(Beginning of Input material)

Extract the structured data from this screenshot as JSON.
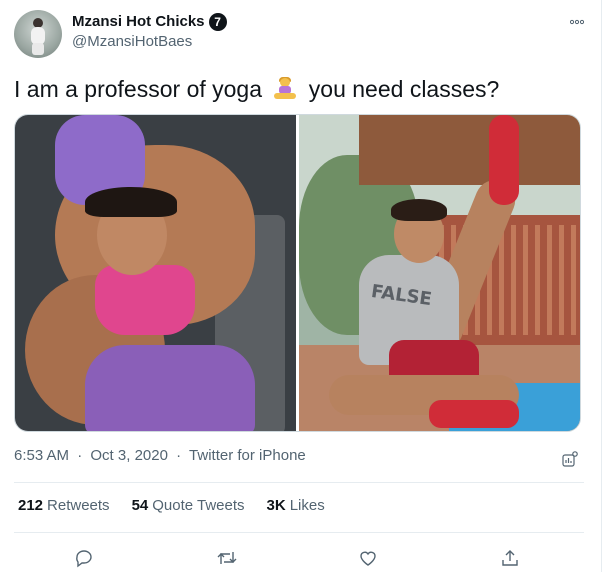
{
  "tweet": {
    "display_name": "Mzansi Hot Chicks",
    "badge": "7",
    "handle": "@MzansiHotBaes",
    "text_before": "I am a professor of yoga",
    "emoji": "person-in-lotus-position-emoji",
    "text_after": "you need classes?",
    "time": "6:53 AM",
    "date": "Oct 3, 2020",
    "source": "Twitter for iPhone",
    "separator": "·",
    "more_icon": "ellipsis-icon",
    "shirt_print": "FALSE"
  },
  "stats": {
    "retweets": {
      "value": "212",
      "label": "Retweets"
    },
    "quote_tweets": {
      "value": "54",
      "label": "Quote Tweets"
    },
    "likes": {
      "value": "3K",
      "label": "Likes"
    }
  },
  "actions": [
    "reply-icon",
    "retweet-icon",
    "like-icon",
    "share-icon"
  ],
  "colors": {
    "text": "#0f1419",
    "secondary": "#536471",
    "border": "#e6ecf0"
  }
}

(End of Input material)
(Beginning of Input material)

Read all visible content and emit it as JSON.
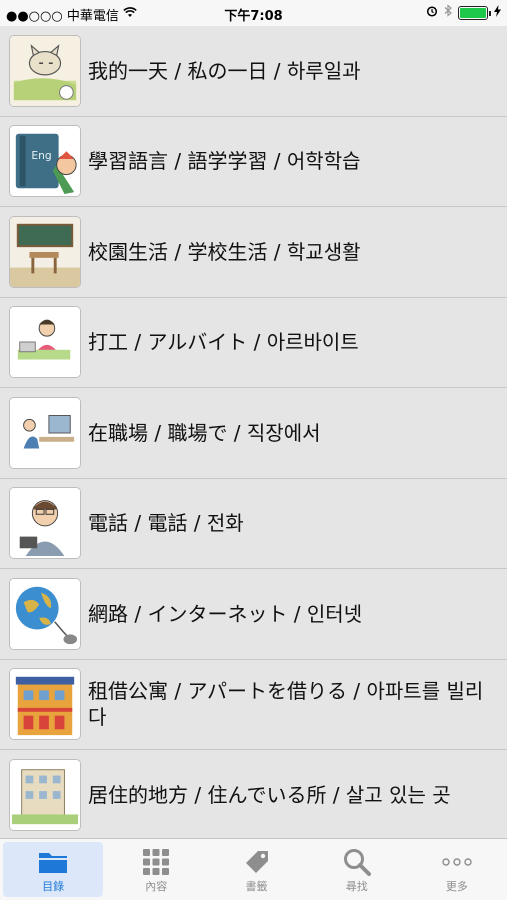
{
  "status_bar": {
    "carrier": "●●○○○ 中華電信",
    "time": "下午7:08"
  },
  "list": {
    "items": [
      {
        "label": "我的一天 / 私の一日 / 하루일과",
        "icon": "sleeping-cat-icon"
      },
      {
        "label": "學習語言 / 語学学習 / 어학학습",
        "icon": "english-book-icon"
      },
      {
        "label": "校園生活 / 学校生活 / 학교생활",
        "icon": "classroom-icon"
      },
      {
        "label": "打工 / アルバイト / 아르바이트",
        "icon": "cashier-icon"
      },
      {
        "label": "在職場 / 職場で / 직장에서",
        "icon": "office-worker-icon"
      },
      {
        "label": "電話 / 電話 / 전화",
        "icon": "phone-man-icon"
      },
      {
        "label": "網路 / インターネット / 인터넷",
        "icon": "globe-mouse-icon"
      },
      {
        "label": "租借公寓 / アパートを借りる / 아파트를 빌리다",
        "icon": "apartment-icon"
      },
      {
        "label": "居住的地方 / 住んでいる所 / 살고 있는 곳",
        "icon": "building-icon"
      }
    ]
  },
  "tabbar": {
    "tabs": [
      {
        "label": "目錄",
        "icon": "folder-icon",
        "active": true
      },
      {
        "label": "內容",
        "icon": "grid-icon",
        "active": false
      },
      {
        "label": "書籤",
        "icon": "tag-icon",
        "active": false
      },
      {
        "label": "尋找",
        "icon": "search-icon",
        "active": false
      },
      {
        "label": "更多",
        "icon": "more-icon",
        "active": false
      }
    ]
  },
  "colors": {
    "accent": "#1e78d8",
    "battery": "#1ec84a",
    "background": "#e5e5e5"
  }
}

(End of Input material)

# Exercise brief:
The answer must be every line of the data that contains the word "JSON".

# Answer section:
Extract the structured data from this screenshot as JSON.
Read all visible content and emit it as JSON.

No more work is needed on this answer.